Early Sunday morning, the ice jam that had been stuck around Sugar Island north of Selkirk gave way and headed north, stopping first at the Highway 4 bridge and then moving further down the Red River toward Breezy Point.
As a result, water levels on the Red rose as much as 4.5 feet around the ice jam, flooding properties on both sides of the river and submerging Breezy Point Road. Some homes on stilts were completely destroyed by ice, said provincial officials, who have yet to place a value on property damage.
In the Breezy Point area on the west side of the Red River, nine people who declined to heed a voluntary evacuation notice had to be rescued by provincial Zodiac boats.
On the east side of the river, 35 people were evacuated from 27 homes on St. Peters Road North and Peltz Road.
On the south side of the Red River Valley, the community of Riverside (pop. 55), west of Morris, was also being evacuated.
An ice jam remained Sunday night on the Red River about 2.5 kilometres south of Netley Creek, creating the potential for more flooding.
Provincial steamer crews are still trying to clear culverts in municipalities north of Winnipeg to prevent overland flooding.
Minor flooding is expected on the Assiniboine River from St. Lazare to Griswold, in the Interlake at Peguis First Nation and in the Pembina River Valley from Rock Lake to La Riviere.

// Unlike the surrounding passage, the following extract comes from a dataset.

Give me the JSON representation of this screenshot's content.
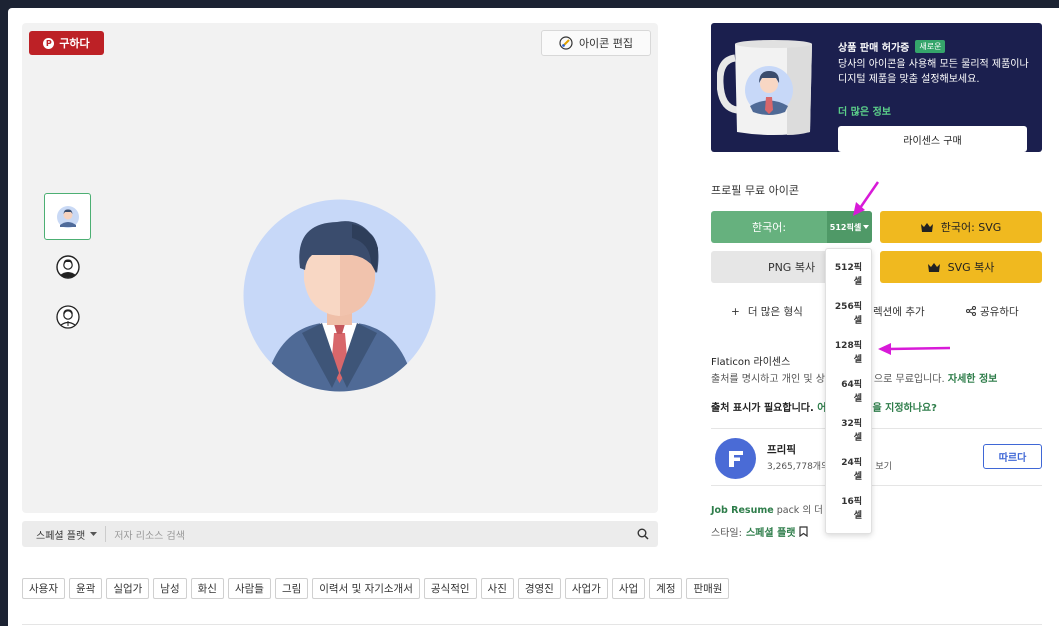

As the Red River swells into a lake south of Winnipeg, ring dikes are now partly closed around Emerson, Letellier, St. Jean Baptiste, Morris and St. Adolphe. The dike around Dominion City is also being closed and additional diking is underway at Ste. Agathe.
Water levels are expected to drop on the Red River within Winnipeg over the next week. It may rise again as the main Red River crest approaches, but that rise is not expected to pose problems.
As of Sunday morning, the Red River was flowing at a rate of 81,600 cubic feet per second just south of the floodway inlet. That's roughly equal to one Olympic swimming pool every second.
At the same time, the Red River floodway was carrying 29,300 cubic feet of water per second.
Also on Sunday morning, the Assiniboine River was flowing at a rate of 8,440 cubic feet per second just west of Portage la Prairie. The Portage diversion carried 4,470 cubic feet per second of that flow into Lake Manitoba.
Rain is expected in Winnipeg today, to about five millimetres and Thursday, while above-average temperatures should melt away most of the city's remaining snow cover.
The City of Winnipeg has asked property owners to leave dikes in place, just in case.
RCMP are asking motorists to slow down and watch for wildlife while driving on Highway 75 south of St. Norbert. Animals are being driven out of their natural habitat because of flooding, said St. Pierre RCMP. Much of Highway 75 is already closed by flooding, but remains open to local traffic from St. Norbert to Highway 205.
Parents and teachers are urged to warn children of the dangers of playing in or near bodies of water, such as rivers, storm water retention ponds (man-made lakes), creeks, streams and ditches. High currents and fast moving, ice-cold water can be extremely dangerous.
-- Compiled by Bartley Kives and Nick Martin
-- Sources: Province of Manitoba, City of Winnipeg